This article originally provided by
January 22, 2008
Starcher stepped down from ’96 case
Motion cited campaign contributions; high court debate to
By Paul J. Nyden
Debate will resume Thursday over who decides whether the state Supreme Court
reconsiders its Nov. 21 dismissal of a $76.3 million Boone County verdict
against Massey Energy.
The case involves a Harman Mining coal supply contract. Harman is owned by Hugh
Last week, Supreme Court Justice Brent Benjamin refused motions to disqualify
himself, filed because $3 million from Massey CEO Don Blankenship aided his 2004
Facing similar criticisms in 1996, Justice Larry Starcher disqualified himself
from presiding over a major court case filed by people who claimed that exposure
to asbestos fibers damaged their health.
Owens-Corning Fiberglass and 40 other companies filed a motion at that time to
disqualify Starcher, then a circuit judge in Monongalia County.
In a May 24, 1996, motion, Owens-Corning argued Starcher was biased because he
received $36,500 in campaign contributions for his Supreme Court race from
lawyers, and their relatives, who represented asbestos victims.
Starcher’s contributions included $1,000 each from now-Justice Robin Davis and
her husband, Scott Segal, who headed a Charleston law firm representing
plaintiffs in asbestos cases.
“A reasonable and objective person knowing of the timing and amounts of such
large campaign contributions by lawyers representing plaintiffs ... would indeed
harbor doubts about Judge Starcher’s impartiality,” stated a later Owens-Corning
motion filed on July 24.
“The test [for disqualification] is whether a reasonable and objective person
off the street would harbor doubts of impartiality,” the motion added. “The goal
of courts is to avoid even the appearance of impropriety.”
On Aug. 14, 1996, Starcher notified the Supreme Court he would disqualify
himself from the asbestos cases, a decision approved by then-Chief Justice
Thomas E. McHugh six days later.

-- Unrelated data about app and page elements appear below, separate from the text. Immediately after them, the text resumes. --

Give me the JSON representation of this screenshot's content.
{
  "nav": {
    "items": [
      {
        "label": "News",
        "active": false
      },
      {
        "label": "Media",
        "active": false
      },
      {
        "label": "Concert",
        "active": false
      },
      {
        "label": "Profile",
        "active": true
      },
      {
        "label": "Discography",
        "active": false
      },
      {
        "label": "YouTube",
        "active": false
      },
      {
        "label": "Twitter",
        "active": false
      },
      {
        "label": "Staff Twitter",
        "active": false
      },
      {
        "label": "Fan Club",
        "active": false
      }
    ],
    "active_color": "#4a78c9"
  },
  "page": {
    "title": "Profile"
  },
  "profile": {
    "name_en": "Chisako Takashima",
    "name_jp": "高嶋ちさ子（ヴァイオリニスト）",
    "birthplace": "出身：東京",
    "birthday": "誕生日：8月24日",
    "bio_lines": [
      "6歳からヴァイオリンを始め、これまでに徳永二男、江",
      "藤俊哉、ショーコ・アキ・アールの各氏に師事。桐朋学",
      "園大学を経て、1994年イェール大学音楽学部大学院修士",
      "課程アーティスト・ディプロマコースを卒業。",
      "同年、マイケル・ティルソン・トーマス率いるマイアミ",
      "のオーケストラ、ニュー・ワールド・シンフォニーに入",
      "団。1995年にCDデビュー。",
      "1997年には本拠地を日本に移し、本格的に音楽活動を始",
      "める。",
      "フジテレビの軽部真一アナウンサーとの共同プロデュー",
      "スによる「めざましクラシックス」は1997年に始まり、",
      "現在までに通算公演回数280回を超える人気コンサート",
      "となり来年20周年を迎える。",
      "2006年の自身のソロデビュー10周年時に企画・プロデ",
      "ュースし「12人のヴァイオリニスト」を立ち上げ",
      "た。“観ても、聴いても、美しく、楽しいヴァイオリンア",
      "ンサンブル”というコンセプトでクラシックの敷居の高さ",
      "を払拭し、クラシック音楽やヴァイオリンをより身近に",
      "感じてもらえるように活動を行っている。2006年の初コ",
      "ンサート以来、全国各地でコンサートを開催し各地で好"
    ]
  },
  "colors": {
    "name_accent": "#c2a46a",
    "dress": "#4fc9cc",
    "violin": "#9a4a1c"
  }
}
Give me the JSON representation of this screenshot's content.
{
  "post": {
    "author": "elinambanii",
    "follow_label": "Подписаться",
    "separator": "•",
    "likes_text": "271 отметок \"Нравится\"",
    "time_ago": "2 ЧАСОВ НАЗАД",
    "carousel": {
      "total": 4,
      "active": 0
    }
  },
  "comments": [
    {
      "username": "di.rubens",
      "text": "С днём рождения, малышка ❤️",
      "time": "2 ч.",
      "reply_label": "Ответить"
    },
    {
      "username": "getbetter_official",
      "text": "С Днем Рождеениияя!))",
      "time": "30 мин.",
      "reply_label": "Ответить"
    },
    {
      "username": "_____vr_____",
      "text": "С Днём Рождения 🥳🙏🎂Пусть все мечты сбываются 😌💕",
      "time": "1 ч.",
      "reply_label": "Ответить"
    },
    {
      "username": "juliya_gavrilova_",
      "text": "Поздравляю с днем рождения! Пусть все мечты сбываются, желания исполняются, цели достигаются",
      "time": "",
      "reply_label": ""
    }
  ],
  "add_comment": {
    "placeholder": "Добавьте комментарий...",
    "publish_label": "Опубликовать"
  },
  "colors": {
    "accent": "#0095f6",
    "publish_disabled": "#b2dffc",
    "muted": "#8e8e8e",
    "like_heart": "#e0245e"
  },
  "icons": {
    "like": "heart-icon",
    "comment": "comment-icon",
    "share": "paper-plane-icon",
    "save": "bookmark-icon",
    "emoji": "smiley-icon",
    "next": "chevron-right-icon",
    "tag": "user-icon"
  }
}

Charles M. McElwee, a partner in the Charleston law firm of Robinson & McElwee,
signed the July 24 petition asking Starcher to recuse himself.
In January 2005, when Benjamin took office as a Supreme Court justice, he hired
McElwee as his law clerk.
On Monday, McElwee declined to comment on his 1996 motion.
“You will have to ask him [Benjamin]. I don’t want to comment on what the court
does as a whole, or on what individual justices do.
“Quite frankly, I have not been involved in that issue [the current recusal
request] with him,” McElwee added.
The Supreme Court was not in session Monday, a holiday. Benjamin did not return
telephone calls placed to his home.
Benjamin’s written release on Friday stated the latest motion seeking his
“disqualification comes over three years after the 2004 election and focuses
entirely on that election. It contains nothing about this justice’s record on
“There are no allegations that this justice has, or has had, any relationship
with Mr. Blankenship.”
Bruce Stanley, a Pittsburgh lawyer who represents Caperton, criticized Benjamin
on Monday, stating: “It isn’t our duty to discover the nature of his
relationship with Don Blankenship. It’s his duty to disclose it.
“It’s not whether he thinks he can be fair. It’s whether an objective observer
thinks there is an appearance of impropriety — over $3 million spent on a
judicial campaign that otherwise raised only a few hundred thousand dollars. How
could anyone not conclude he should sit this one out?” Stanley asked.
New criticisms have also been directed at Starcher for recent public statements
criticizing Massey and Blankenship.
Starcher rejected motions from Massey to disqualify himself from the Harman-Caperton
Benjamin also refused to recuse himself from the Harman case in April 2006, in
response to an earlier motion filed by lawyers for Harman and Caperton in
Benjamin’s campaign, that motion pointed out, received major contributions from
Blankenship and other coal interests, including:
$2,460,500 to an independent 527 group called And For the Sake of the Children.
Operating independently of Benjamin’s own committee, the 527 group also received
$223,000 from the West Virginia Coal Association.
$515,708 in “independent expenditures” to fund political consultants and
accounting services, as well as television, radio and newspaper ads.
Chief Justice Spike Maynard agreed last week to recuse himself from the Harman
case after lawyers for the coal company filed pictures showing Maynard and
Blankenship while both were vacationing in Europe.
During Thursday’s discussion about the Harman case, Maynard will be replaced by
Circuit Judge Donald H. Cookman, whose district includes Hampshire, Hardy and
To contact staff writer Paul J. Nyden, use e-mail or call 348-5164.